Asian shares looked set on Friday to post their strongest week in five months as global investors returned to riskier assets after a string of positive U.S. economic data and a bounce in oil and commodity prices.
The rebound could continue if the February U.S. employment report later in the session shows job gains but remains weak enough to discourage rate increases in the near term.
MSCI’s broadest index of Asia-Pacific shares outside Japan .MIAPJ0000PUS rose 0.4 percent to the highest in almost two months. That put in on track for a 5.4 percent gain for the week, the its strongest weekly performance since October.
Japan’s Nikkei .N225 was little changed on the day but poised for a weekly gain of 4.7 percent.
“Globally, markets are rolling back the extreme risk-off trading they did in January and February,” said Norihiro Fujito, senior investment strategist at Mitsubishi UFJ Morgan Stanley Securities. “Part of the reason is that the Fed seems to be easing its insistence on raising rates.”
Chinese shares, however, failed to gain from the optimism, with the Shanghai Composite index .SSEC down 0.5 percent, while the CSI 300 .CSI300 was little changed. Investors are awaiting the start of the annual meeting of China’s parliament on Saturday, which will map out economic goals for the next five years.
The MSCI World equity index covering 46 markets .MIWD00000PUS held near its two-month high touched on Thursday.
The rally was led by emerging markets, with a measure of emerging-markets shares .MSCIEF rising 0.4 percent on Friday for a sixth day of gains, its longest winning streak since October.
The biggest move on Thursday came from Brazil’s Bovespa index .BVSP, which rose more than 5 percent, its biggest gain in six years, on news that President Dilma Rousseff could be implicated in a sweeping corruption scandal.

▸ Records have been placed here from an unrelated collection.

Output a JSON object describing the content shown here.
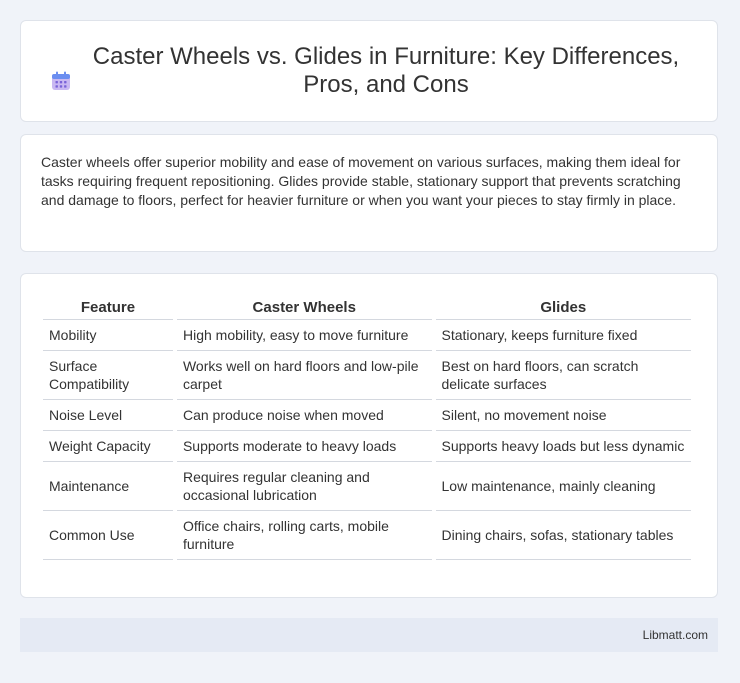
{
  "header": {
    "title": "Caster Wheels vs. Glides in Furniture: Key Differences, Pros, and Cons",
    "icon": "calendar-icon"
  },
  "summary": {
    "text": "Caster wheels offer superior mobility and ease of movement on various surfaces, making them ideal for tasks requiring frequent repositioning. Glides provide stable, stationary support that prevents scratching and damage to floors, perfect for heavier furniture or when you want your pieces to stay firmly in place."
  },
  "table": {
    "headers": [
      "Feature",
      "Caster Wheels",
      "Glides"
    ],
    "rows": [
      [
        "Mobility",
        "High mobility, easy to move furniture",
        "Stationary, keeps furniture fixed"
      ],
      [
        "Surface Compatibility",
        "Works well on hard floors and low-pile carpet",
        "Best on hard floors, can scratch delicate surfaces"
      ],
      [
        "Noise Level",
        "Can produce noise when moved",
        "Silent, no movement noise"
      ],
      [
        "Weight Capacity",
        "Supports moderate to heavy loads",
        "Supports heavy loads but less dynamic"
      ],
      [
        "Maintenance",
        "Requires regular cleaning and occasional lubrication",
        "Low maintenance, mainly cleaning"
      ],
      [
        "Common Use",
        "Office chairs, rolling carts, mobile furniture",
        "Dining chairs, sofas, stationary tables"
      ]
    ]
  },
  "footer": {
    "brand": "Libmatt.com"
  }
}
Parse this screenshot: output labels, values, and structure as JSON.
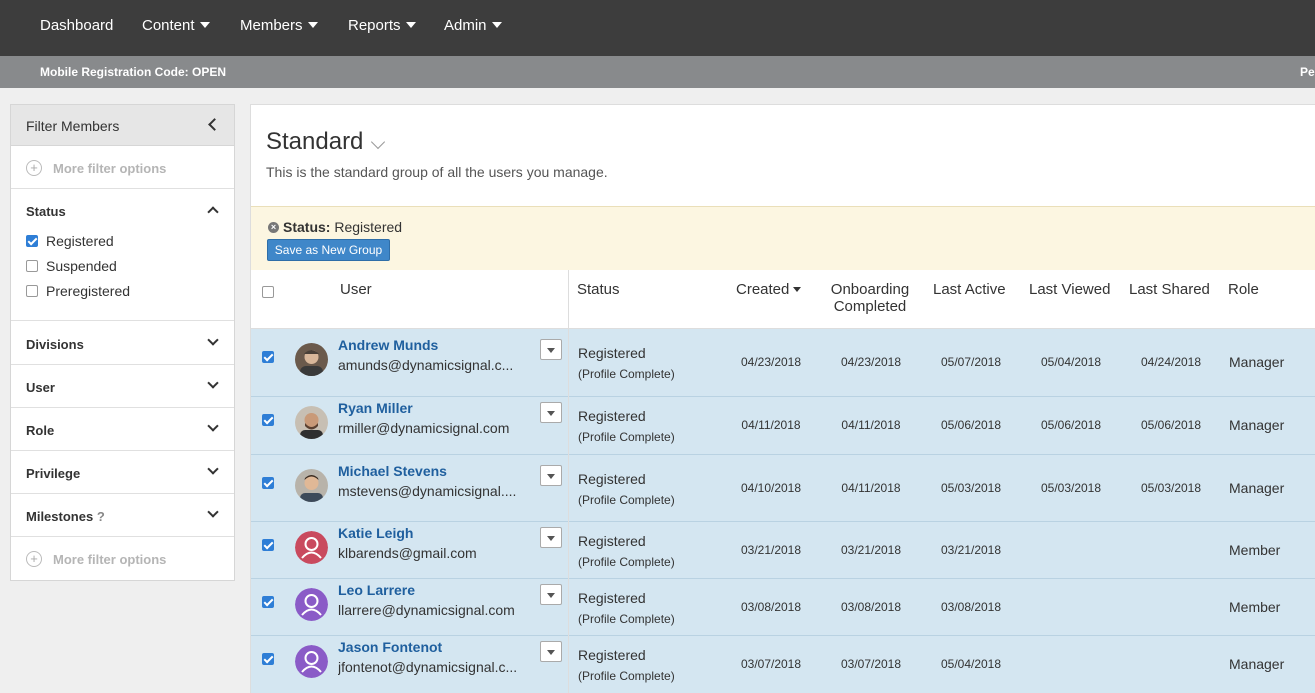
{
  "nav": {
    "items": [
      {
        "label": "Dashboard",
        "dropdown": false
      },
      {
        "label": "Content",
        "dropdown": true
      },
      {
        "label": "Members",
        "dropdown": true
      },
      {
        "label": "Reports",
        "dropdown": true
      },
      {
        "label": "Admin",
        "dropdown": true
      }
    ]
  },
  "subbar": {
    "registration_code": "Mobile Registration Code: OPEN",
    "right_text": "Pe"
  },
  "sidebar": {
    "title": "Filter Members",
    "more_filter_options": "More filter options",
    "status": {
      "title": "Status",
      "options": [
        {
          "label": "Registered",
          "checked": true
        },
        {
          "label": "Suspended",
          "checked": false
        },
        {
          "label": "Preregistered",
          "checked": false
        }
      ]
    },
    "sections": [
      "Divisions",
      "User",
      "Role",
      "Privilege",
      "Milestones"
    ],
    "milestones_help": "?"
  },
  "main": {
    "title": "Standard",
    "description": "This is the standard group of all the users you manage.",
    "filter_label": "Status:",
    "filter_value": "Registered",
    "save_button": "Save as New Group"
  },
  "table": {
    "headers": {
      "user": "User",
      "status": "Status",
      "created": "Created",
      "onboarding_1": "Onboarding",
      "onboarding_2": "Completed",
      "last_active": "Last Active",
      "last_viewed": "Last Viewed",
      "last_shared": "Last Shared",
      "role": "Role"
    },
    "rows": [
      {
        "name": "Andrew Munds",
        "email": "amunds@dynamicsignal.c...",
        "status": "Registered",
        "status_sub": "(Profile Complete)",
        "created": "04/23/2018",
        "onboarding": "04/23/2018",
        "last_active": "05/07/2018",
        "last_viewed": "05/04/2018",
        "last_shared": "04/24/2018",
        "role": "Manager",
        "avatar": "photo-1"
      },
      {
        "name": "Ryan Miller",
        "email": "rmiller@dynamicsignal.com",
        "status": "Registered",
        "status_sub": "(Profile Complete)",
        "created": "04/11/2018",
        "onboarding": "04/11/2018",
        "last_active": "05/06/2018",
        "last_viewed": "05/06/2018",
        "last_shared": "05/06/2018",
        "role": "Manager",
        "avatar": "photo-2"
      },
      {
        "name": "Michael Stevens",
        "email": "mstevens@dynamicsignal....",
        "status": "Registered",
        "status_sub": "(Profile Complete)",
        "created": "04/10/2018",
        "onboarding": "04/11/2018",
        "last_active": "05/03/2018",
        "last_viewed": "05/03/2018",
        "last_shared": "05/03/2018",
        "role": "Manager",
        "avatar": "photo-3"
      },
      {
        "name": "Katie Leigh",
        "email": "klbarends@gmail.com",
        "status": "Registered",
        "status_sub": "(Profile Complete)",
        "created": "03/21/2018",
        "onboarding": "03/21/2018",
        "last_active": "03/21/2018",
        "last_viewed": "",
        "last_shared": "",
        "role": "Member",
        "avatar": "default-red"
      },
      {
        "name": "Leo Larrere",
        "email": "llarrere@dynamicsignal.com",
        "status": "Registered",
        "status_sub": "(Profile Complete)",
        "created": "03/08/2018",
        "onboarding": "03/08/2018",
        "last_active": "03/08/2018",
        "last_viewed": "",
        "last_shared": "",
        "role": "Member",
        "avatar": "default-purple"
      },
      {
        "name": "Jason Fontenot",
        "email": "jfontenot@dynamicsignal.c...",
        "status": "Registered",
        "status_sub": "(Profile Complete)",
        "created": "03/07/2018",
        "onboarding": "03/07/2018",
        "last_active": "05/04/2018",
        "last_viewed": "",
        "last_shared": "",
        "role": "Manager",
        "avatar": "default-purple"
      }
    ]
  },
  "colors": {
    "nav_bg": "#3d3d3d",
    "subbar_bg": "#888a8c",
    "link_blue": "#1f5f9e",
    "row_selected": "#d4e6f1",
    "filter_bar": "#fcf6e1",
    "button_blue": "#3f87c9",
    "avatar_red": "#c94a5e",
    "avatar_purple": "#8a5bc7"
  }
}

That encouraged investors who blame her administration’s policies for driving Brazil into deep recession. Read more